Heat capacity hypothetical

• animaul12

animaul12

Suppose there were two containers on a table, each containing a liquid with equal temperature (relatively high), density, viscosity, and volume (1-5 L). One liquid, however, has a much higher heat capacity than the other.

If forced to choose a liquid and have it poured over you, which one would you choose?

Would it be more favorable to choose the high heat capacity liquid because it would retain its heat better and transfer less of the energy to you; or would the low heat capacity liquid be less painful because the heat would more easily disperse into the air and transfer less of the energy to you?

Suppose there were two containers on a table, each containing a liquid with equal temperature (relatively high), density, viscosity, and volume (1-5 L). One liquid, however, has a much higher heat capacity than the other.

If forced to choose a liquid and have it poured over you, which one would you choose?

Would it be more favorable to choose the high heat capacity liquid because it would retain its heat better and transfer less of the energy to you; or would the low heat capacity liquid be less painful because the heat would more easily disperse into the air and transfer less of the energy to you?
Generally the higher the energy content of a liquid the more severe the skin burns, so you would want to chose the liquid which has the lowest energy.

The lower a liquid's heat capacity, the lower its energy (all else being equal)?

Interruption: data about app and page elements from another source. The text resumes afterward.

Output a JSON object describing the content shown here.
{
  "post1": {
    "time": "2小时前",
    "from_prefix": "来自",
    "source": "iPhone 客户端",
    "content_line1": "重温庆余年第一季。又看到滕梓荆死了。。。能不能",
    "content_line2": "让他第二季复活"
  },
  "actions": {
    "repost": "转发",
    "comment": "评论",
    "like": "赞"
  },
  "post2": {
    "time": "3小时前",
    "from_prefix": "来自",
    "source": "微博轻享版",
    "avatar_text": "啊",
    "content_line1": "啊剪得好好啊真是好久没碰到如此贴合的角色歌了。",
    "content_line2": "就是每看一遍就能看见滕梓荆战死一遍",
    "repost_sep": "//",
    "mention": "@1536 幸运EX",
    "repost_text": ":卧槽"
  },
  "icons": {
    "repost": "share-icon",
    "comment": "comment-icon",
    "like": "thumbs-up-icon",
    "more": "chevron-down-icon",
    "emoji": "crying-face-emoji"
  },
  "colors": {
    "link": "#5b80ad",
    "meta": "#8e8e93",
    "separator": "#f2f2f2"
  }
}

The lower a liquid's heat capacity, the lower its energy (all else being equal)?
Correct. The heat capacity of a substance relates a change in temperature to the energy required to make that change, therefore assuming that both liquids started at the same temperature and that no phase changes occurred, then the liquid with lower heat capacity will have the least energy.